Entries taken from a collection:
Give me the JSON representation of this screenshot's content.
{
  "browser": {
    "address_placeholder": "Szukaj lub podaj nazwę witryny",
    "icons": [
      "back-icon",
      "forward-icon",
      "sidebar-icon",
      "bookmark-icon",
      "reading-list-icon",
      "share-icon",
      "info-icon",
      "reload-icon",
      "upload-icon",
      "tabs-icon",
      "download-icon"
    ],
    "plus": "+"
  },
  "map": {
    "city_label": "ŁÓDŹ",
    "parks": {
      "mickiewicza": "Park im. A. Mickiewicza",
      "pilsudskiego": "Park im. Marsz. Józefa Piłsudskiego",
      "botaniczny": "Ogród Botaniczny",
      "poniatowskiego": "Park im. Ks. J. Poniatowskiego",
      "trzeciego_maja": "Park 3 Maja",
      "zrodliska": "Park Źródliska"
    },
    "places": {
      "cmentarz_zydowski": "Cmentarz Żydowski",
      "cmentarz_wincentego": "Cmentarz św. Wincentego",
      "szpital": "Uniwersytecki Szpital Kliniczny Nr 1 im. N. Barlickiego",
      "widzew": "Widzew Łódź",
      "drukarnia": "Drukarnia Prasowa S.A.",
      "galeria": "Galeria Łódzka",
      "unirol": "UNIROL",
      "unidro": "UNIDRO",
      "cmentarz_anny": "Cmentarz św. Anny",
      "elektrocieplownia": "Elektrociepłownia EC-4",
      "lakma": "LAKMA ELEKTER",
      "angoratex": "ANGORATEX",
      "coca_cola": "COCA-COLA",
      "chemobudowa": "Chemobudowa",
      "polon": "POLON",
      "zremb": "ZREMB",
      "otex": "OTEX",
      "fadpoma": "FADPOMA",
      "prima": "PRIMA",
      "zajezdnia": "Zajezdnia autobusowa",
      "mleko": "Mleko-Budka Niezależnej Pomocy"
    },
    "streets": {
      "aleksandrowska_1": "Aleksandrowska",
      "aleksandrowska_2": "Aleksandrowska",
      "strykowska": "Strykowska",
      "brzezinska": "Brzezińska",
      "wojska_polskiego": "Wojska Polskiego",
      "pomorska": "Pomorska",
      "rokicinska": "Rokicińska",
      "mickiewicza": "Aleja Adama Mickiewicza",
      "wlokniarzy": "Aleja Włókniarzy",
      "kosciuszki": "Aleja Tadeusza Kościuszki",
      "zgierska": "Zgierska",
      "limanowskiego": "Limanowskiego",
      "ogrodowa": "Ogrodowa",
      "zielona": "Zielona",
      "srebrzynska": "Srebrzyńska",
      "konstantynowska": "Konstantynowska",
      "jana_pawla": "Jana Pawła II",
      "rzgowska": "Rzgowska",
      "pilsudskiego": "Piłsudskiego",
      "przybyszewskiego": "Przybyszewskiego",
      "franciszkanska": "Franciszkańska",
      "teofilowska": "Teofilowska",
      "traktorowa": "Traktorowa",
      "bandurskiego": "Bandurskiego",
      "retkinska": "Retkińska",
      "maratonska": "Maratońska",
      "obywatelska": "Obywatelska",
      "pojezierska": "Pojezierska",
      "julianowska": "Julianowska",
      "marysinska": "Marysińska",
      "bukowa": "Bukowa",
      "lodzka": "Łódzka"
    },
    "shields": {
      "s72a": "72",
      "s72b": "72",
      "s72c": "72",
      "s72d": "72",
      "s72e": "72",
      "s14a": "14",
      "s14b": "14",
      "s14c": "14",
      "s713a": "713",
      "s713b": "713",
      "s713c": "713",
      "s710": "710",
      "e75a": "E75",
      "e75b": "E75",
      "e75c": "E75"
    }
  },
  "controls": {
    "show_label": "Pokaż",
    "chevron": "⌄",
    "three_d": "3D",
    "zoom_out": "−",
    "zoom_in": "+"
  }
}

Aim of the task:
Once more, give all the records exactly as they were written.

Task solution:
Give me the JSON representation of this screenshot's content.
{
  "browser": {
    "address_placeholder": "Szukaj lub podaj nazwę witryny",
    "icons": [
      "back-icon",
      "forward-icon",
      "sidebar-icon",
      "bookmark-icon",
      "reading-list-icon",
      "share-icon",
      "info-icon",
      "reload-icon",
      "upload-icon",
      "tabs-icon",
      "download-icon"
    ],
    "plus": "+"
  },
  "map": {
    "city_label": "ŁÓDŹ",
    "parks": {
      "mickiewicza": "Park im. A. Mickiewicza",
      "pilsudskiego": "Park im. Marsz. Józefa Piłsudskiego",
      "botaniczny": "Ogród Botaniczny",
      "poniatowskiego": "Park im. Ks. J. Poniatowskiego",
      "trzeciego_maja": "Park 3 Maja",
      "zrodliska": "Park Źródliska"
    },
    "places": {
      "cmentarz_zydowski": "Cmentarz Żydowski",
      "cmentarz_wincentego": "Cmentarz św. Wincentego",
      "szpital": "Uniwersytecki Szpital Kliniczny Nr 1 im. N. Barlickiego",
      "widzew": "Widzew Łódź",
      "drukarnia": "Drukarnia Prasowa S.A.",
      "galeria": "Galeria Łódzka",
      "unirol": "UNIROL",
      "unidro": "UNIDRO",
      "cmentarz_anny": "Cmentarz św. Anny",
      "elektrocieplownia": "Elektrociepłownia EC-4",
      "lakma": "LAKMA ELEKTER",
      "angoratex": "ANGORATEX",
      "coca_cola": "COCA-COLA",
      "chemobudowa": "Chemobudowa",
      "polon": "POLON",
      "zremb": "ZREMB",
      "otex": "OTEX",
      "fadpoma": "FADPOMA",
      "prima": "PRIMA",
      "zajezdnia": "Zajezdnia autobusowa",
      "mleko": "Mleko-Budka Niezależnej Pomocy"
    },
    "streets": {
      "aleksandrowska_1": "Aleksandrowska",
      "aleksandrowska_2": "Aleksandrowska",
      "strykowska": "Strykowska",
      "brzezinska": "Brzezińska",
      "wojska_polskiego": "Wojska Polskiego",
      "pomorska": "Pomorska",
      "rokicinska": "Rokicińska",
      "mickiewicza": "Aleja Adama Mickiewicza",
      "wlokniarzy": "Aleja Włókniarzy",
      "kosciuszki": "Aleja Tadeusza Kościuszki",
      "zgierska": "Zgierska",
      "limanowskiego": "Limanowskiego",
      "ogrodowa": "Ogrodowa",
      "zielona": "Zielona",
      "srebrzynska": "Srebrzyńska",
      "konstantynowska": "Konstantynowska",
      "jana_pawla": "Jana Pawła II",
      "rzgowska": "Rzgowska",
      "pilsudskiego": "Piłsudskiego",
      "przybyszewskiego": "Przybyszewskiego",
      "franciszkanska": "Franciszkańska",
      "teofilowska": "Teofilowska",
      "traktorowa": "Traktorowa",
      "bandurskiego": "Bandurskiego",
      "retkinska": "Retkińska",
      "maratonska": "Maratońska",
      "obywatelska": "Obywatelska",
      "pojezierska": "Pojezierska",
      "julianowska": "Julianowska",
      "marysinska": "Marysińska",
      "bukowa": "Bukowa",
      "lodzka": "Łódzka"
    },
    "shields": {
      "s72a": "72",
      "s72b": "72",
      "s72c": "72",
      "s72d": "72",
      "s72e": "72",
      "s14a": "14",
      "s14b": "14",
      "s14c": "14",
      "s713a": "713",
      "s713b": "713",
      "s713c": "713",
      "s710": "710",
      "e75a": "E75",
      "e75b": "E75",
      "e75c": "E75"
    }
  },
  "controls": {
    "show_label": "Pokaż",
    "chevron": "⌄",
    "three_d": "3D",
    "zoom_out": "−",
    "zoom_in": "+"
  }
}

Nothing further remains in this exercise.